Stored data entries
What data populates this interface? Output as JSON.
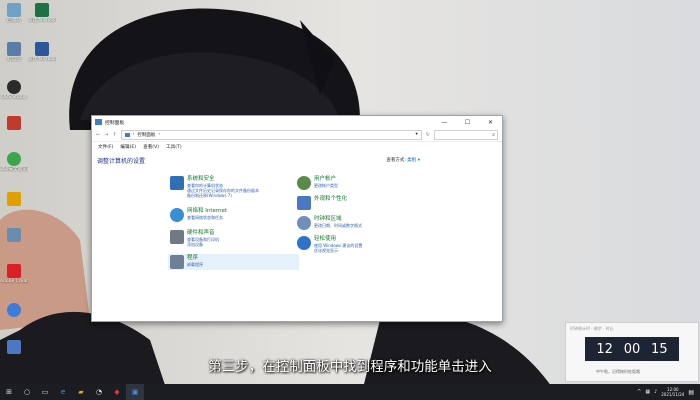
{
  "desktop": {
    "icons": [
      {
        "label": "回收站",
        "color": "#6fa0c8"
      },
      {
        "label": "新建 Microsoft…",
        "color": "#1e7145"
      },
      {
        "label": "此电脑",
        "color": "#5a7ea8"
      },
      {
        "label": "新建 Microsoft…",
        "color": "#2b579a"
      },
      {
        "label": "OBS Studio",
        "color": "#2b2b2b"
      },
      {
        "label": "",
        "color": "#c0392b"
      },
      {
        "label": "360安全浏览器",
        "color": "#3aa64a"
      },
      {
        "label": "",
        "color": "#e0a000"
      },
      {
        "label": "",
        "color": "#6c8bb0"
      },
      {
        "label": "Adobe Creati…",
        "color": "#da1f26"
      },
      {
        "label": "",
        "color": "#3b7dd8"
      },
      {
        "label": "",
        "color": "#4a78c2"
      }
    ]
  },
  "window": {
    "title": "控制面板",
    "minimize": "—",
    "maximize": "☐",
    "close": "✕",
    "address_path": "控制面板",
    "menu": [
      "文件(F)",
      "编辑(E)",
      "查看(V)",
      "工具(T)"
    ],
    "heading": "调整计算机的设置",
    "view_by_label": "查看方式:",
    "view_by_value": "类别 ▾",
    "categories_left": [
      {
        "title": "系统和安全",
        "color": "#2f6fb5",
        "links": [
          "查看你的计算机状态",
          "通过文件历史记录保存你的文件备份副本",
          "备份和还原(Windows 7)"
        ]
      },
      {
        "title": "网络和 Internet",
        "color": "#3a8fd4",
        "links": [
          "查看网络状态和任务"
        ]
      },
      {
        "title": "硬件和声音",
        "color": "#707a86",
        "links": [
          "查看设备和打印机",
          "添加设备"
        ]
      },
      {
        "title": "程序",
        "color": "#6d7f99",
        "links": [
          "卸载程序"
        ]
      }
    ],
    "categories_right": [
      {
        "title": "用户帐户",
        "color": "#5a8a4a",
        "links": [
          "更改帐户类型"
        ]
      },
      {
        "title": "外观和个性化",
        "color": "#4a78c2",
        "links": []
      },
      {
        "title": "时钟和区域",
        "color": "#6f8fb8",
        "links": [
          "更改日期、时间或数字格式"
        ]
      },
      {
        "title": "轻松使用",
        "color": "#2f73c8",
        "links": [
          "使用 Windows 建议的设置",
          "优化视觉显示"
        ]
      }
    ]
  },
  "subtitle": "第三步，在控制面板中找到程序和功能单击进入",
  "clock_widget": {
    "header": "时钟倒计时 · 剩余 · 时长",
    "hours": "12",
    "minutes": "00",
    "seconds": "15",
    "footer": "中午啦，记得按时吃饭哦"
  },
  "taskbar": {
    "time": "12:00",
    "date": "2021/11/24"
  }
}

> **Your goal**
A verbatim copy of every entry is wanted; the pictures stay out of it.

> **Task solution**
What data populates this interface? Output as JSON.
{
  "desktop": {
    "icons": [
      {
        "label": "回收站",
        "color": "#6fa0c8"
      },
      {
        "label": "新建 Microsoft…",
        "color": "#1e7145"
      },
      {
        "label": "此电脑",
        "color": "#5a7ea8"
      },
      {
        "label": "新建 Microsoft…",
        "color": "#2b579a"
      },
      {
        "label": "OBS Studio",
        "color": "#2b2b2b"
      },
      {
        "label": "",
        "color": "#c0392b"
      },
      {
        "label": "360安全浏览器",
        "color": "#3aa64a"
      },
      {
        "label": "",
        "color": "#e0a000"
      },
      {
        "label": "",
        "color": "#6c8bb0"
      },
      {
        "label": "Adobe Creati…",
        "color": "#da1f26"
      },
      {
        "label": "",
        "color": "#3b7dd8"
      },
      {
        "label": "",
        "color": "#4a78c2"
      }
    ]
  },
  "window": {
    "title": "控制面板",
    "minimize": "—",
    "maximize": "☐",
    "close": "✕",
    "address_path": "控制面板",
    "menu": [
      "文件(F)",
      "编辑(E)",
      "查看(V)",
      "工具(T)"
    ],
    "heading": "调整计算机的设置",
    "view_by_label": "查看方式:",
    "view_by_value": "类别 ▾",
    "categories_left": [
      {
        "title": "系统和安全",
        "color": "#2f6fb5",
        "links": [
          "查看你的计算机状态",
          "通过文件历史记录保存你的文件备份副本",
          "备份和还原(Windows 7)"
        ]
      },
      {
        "title": "网络和 Internet",
        "color": "#3a8fd4",
        "links": [
          "查看网络状态和任务"
        ]
      },
      {
        "title": "硬件和声音",
        "color": "#707a86",
        "links": [
          "查看设备和打印机",
          "添加设备"
        ]
      },
      {
        "title": "程序",
        "color": "#6d7f99",
        "links": [
          "卸载程序"
        ]
      }
    ],
    "categories_right": [
      {
        "title": "用户帐户",
        "color": "#5a8a4a",
        "links": [
          "更改帐户类型"
        ]
      },
      {
        "title": "外观和个性化",
        "color": "#4a78c2",
        "links": []
      },
      {
        "title": "时钟和区域",
        "color": "#6f8fb8",
        "links": [
          "更改日期、时间或数字格式"
        ]
      },
      {
        "title": "轻松使用",
        "color": "#2f73c8",
        "links": [
          "使用 Windows 建议的设置",
          "优化视觉显示"
        ]
      }
    ]
  },
  "subtitle": "第三步，在控制面板中找到程序和功能单击进入",
  "clock_widget": {
    "header": "时钟倒计时 · 剩余 · 时长",
    "hours": "12",
    "minutes": "00",
    "seconds": "15",
    "footer": "中午啦，记得按时吃饭哦"
  },
  "taskbar": {
    "time": "12:00",
    "date": "2021/11/24"
  }
}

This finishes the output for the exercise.